▶ [What you have to do]: In the entries below, the word "data" appears on some lines. Copy each of those lines.

(Items from an interface collection)
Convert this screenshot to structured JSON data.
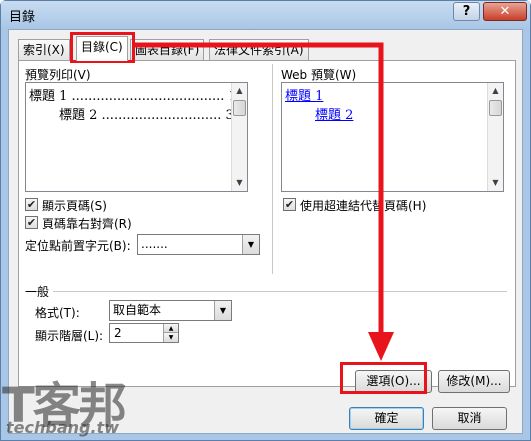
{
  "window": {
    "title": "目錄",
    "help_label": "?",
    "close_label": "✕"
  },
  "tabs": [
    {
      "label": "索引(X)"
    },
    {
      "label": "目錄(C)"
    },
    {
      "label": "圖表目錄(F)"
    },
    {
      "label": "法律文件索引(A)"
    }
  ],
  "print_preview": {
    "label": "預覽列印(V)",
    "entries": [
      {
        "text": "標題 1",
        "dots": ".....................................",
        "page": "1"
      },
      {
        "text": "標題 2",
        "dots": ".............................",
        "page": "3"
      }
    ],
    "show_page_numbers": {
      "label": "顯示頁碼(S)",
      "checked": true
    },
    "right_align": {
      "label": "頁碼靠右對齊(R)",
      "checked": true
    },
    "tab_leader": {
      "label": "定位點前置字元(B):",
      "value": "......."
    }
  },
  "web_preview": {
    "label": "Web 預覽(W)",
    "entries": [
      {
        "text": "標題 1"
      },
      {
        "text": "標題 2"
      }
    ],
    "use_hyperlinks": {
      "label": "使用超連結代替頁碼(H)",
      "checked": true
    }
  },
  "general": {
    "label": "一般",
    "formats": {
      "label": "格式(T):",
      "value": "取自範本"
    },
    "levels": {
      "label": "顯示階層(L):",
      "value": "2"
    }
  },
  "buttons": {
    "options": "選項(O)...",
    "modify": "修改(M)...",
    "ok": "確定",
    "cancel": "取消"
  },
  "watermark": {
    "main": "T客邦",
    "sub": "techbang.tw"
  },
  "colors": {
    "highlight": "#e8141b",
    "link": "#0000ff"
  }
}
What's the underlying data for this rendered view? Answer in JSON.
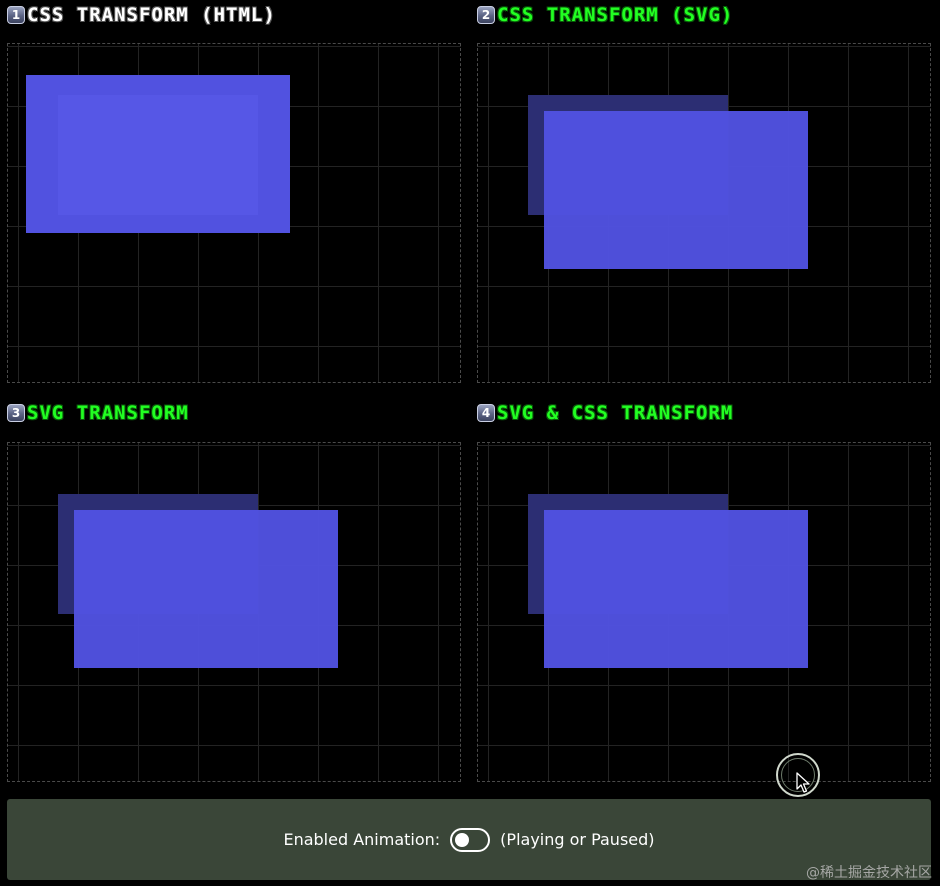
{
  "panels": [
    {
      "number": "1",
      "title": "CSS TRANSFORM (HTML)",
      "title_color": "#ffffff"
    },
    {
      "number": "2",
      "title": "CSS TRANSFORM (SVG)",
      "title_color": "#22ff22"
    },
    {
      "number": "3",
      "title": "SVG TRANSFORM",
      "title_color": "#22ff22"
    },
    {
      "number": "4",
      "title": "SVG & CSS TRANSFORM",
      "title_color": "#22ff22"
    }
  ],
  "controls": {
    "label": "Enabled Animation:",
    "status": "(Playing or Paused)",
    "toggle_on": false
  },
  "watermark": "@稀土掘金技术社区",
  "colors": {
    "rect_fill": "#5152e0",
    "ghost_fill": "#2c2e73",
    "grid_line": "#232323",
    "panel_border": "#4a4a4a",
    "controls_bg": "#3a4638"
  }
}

▶ [Your solution]:
Convert this screenshot to structured JSON data.
What's the underlying data for this rendered view? Answer in JSON.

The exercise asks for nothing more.